Data records:

= Beginning of Section =

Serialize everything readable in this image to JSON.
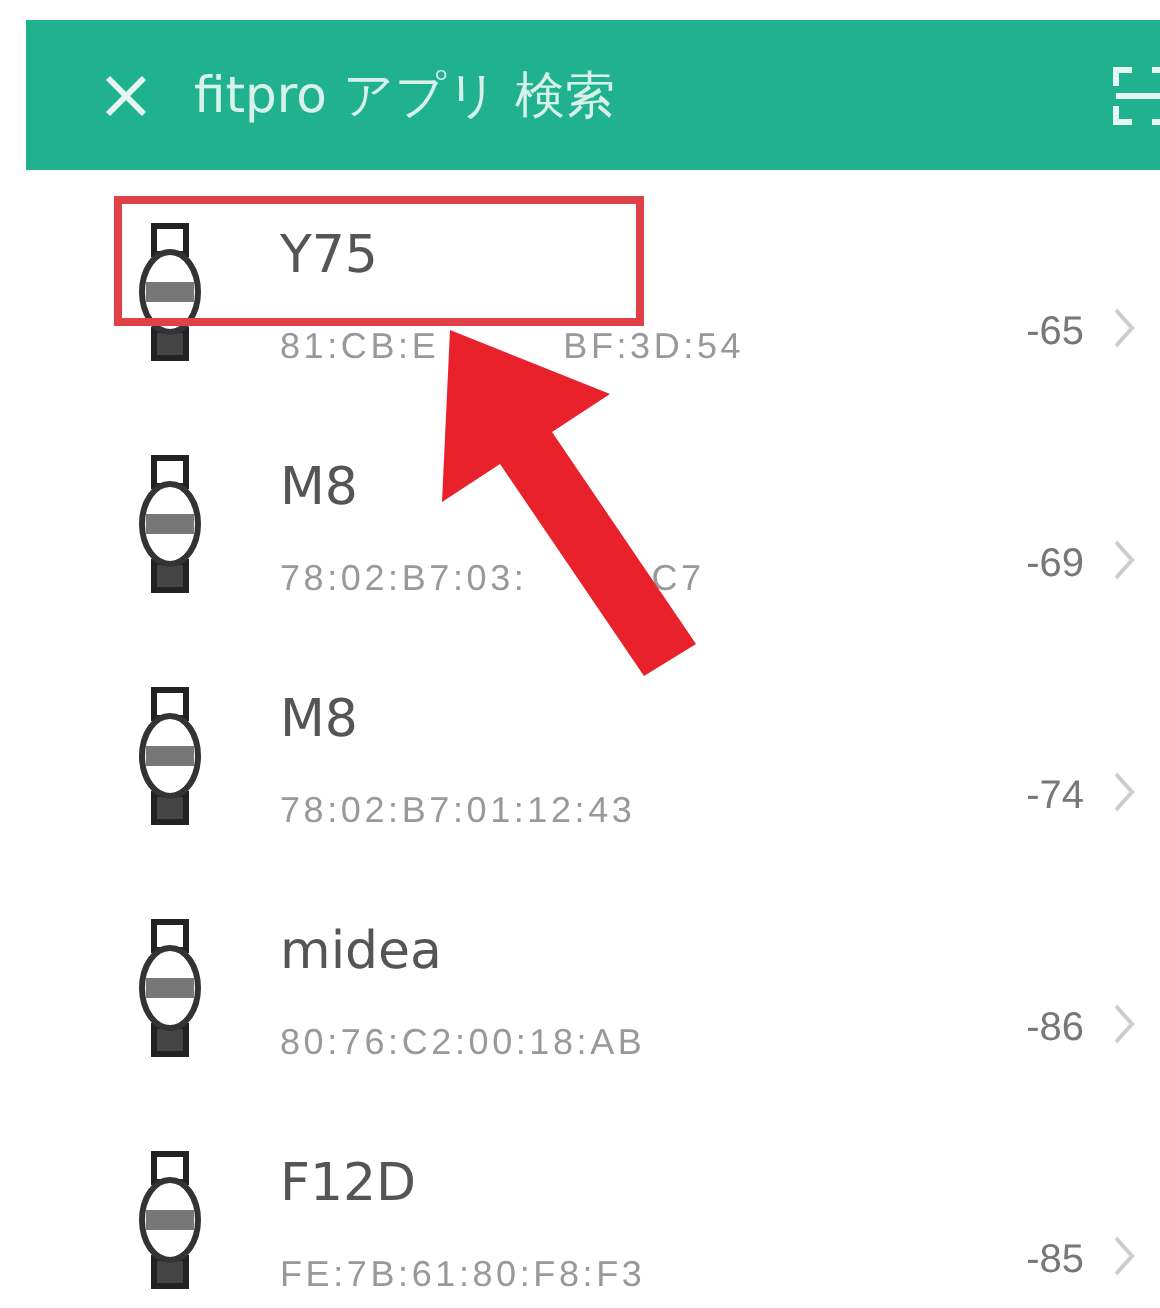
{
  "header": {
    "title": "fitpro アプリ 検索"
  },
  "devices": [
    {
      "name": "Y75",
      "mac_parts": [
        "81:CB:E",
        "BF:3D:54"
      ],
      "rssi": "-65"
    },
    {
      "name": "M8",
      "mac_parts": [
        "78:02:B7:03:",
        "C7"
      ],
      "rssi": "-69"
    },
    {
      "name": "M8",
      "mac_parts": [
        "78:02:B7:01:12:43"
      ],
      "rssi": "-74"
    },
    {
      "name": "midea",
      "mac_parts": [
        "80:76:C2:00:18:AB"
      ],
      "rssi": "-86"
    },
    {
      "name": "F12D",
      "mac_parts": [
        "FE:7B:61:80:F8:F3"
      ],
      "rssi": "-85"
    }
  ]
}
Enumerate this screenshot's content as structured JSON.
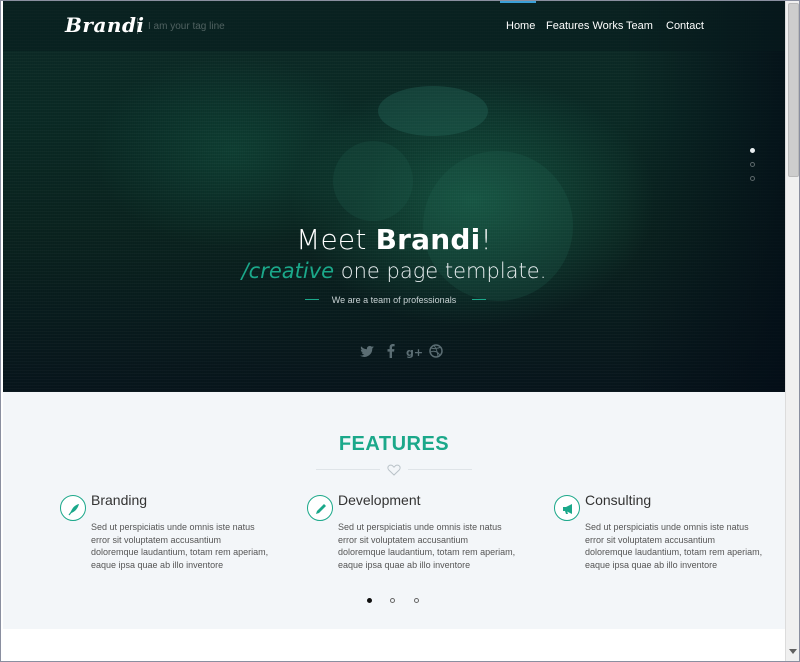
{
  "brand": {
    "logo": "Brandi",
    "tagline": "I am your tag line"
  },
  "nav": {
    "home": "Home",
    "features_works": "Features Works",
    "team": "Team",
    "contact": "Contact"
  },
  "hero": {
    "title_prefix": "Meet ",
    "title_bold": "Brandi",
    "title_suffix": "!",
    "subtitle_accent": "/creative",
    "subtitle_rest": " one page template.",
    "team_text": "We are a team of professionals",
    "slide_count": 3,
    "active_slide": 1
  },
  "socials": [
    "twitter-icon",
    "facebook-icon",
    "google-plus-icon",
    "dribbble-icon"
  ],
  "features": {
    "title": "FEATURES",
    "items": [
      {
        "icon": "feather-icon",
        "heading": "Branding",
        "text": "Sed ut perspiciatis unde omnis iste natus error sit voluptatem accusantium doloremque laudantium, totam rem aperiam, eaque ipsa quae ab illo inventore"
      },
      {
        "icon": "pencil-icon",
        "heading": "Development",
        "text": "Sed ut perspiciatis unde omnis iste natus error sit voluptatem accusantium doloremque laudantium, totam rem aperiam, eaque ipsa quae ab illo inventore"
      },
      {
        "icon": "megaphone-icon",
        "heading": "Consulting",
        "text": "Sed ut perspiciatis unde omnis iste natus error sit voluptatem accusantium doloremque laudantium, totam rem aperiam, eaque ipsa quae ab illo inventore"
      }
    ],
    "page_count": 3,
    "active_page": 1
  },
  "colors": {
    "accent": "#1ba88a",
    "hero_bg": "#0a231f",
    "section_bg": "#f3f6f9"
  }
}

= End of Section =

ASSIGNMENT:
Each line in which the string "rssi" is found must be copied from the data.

WRITTEN RESPONSE:
      "rssi": "-65"
      "rssi": "-69"
      "rssi": "-74"
      "rssi": "-86"
      "rssi": "-85"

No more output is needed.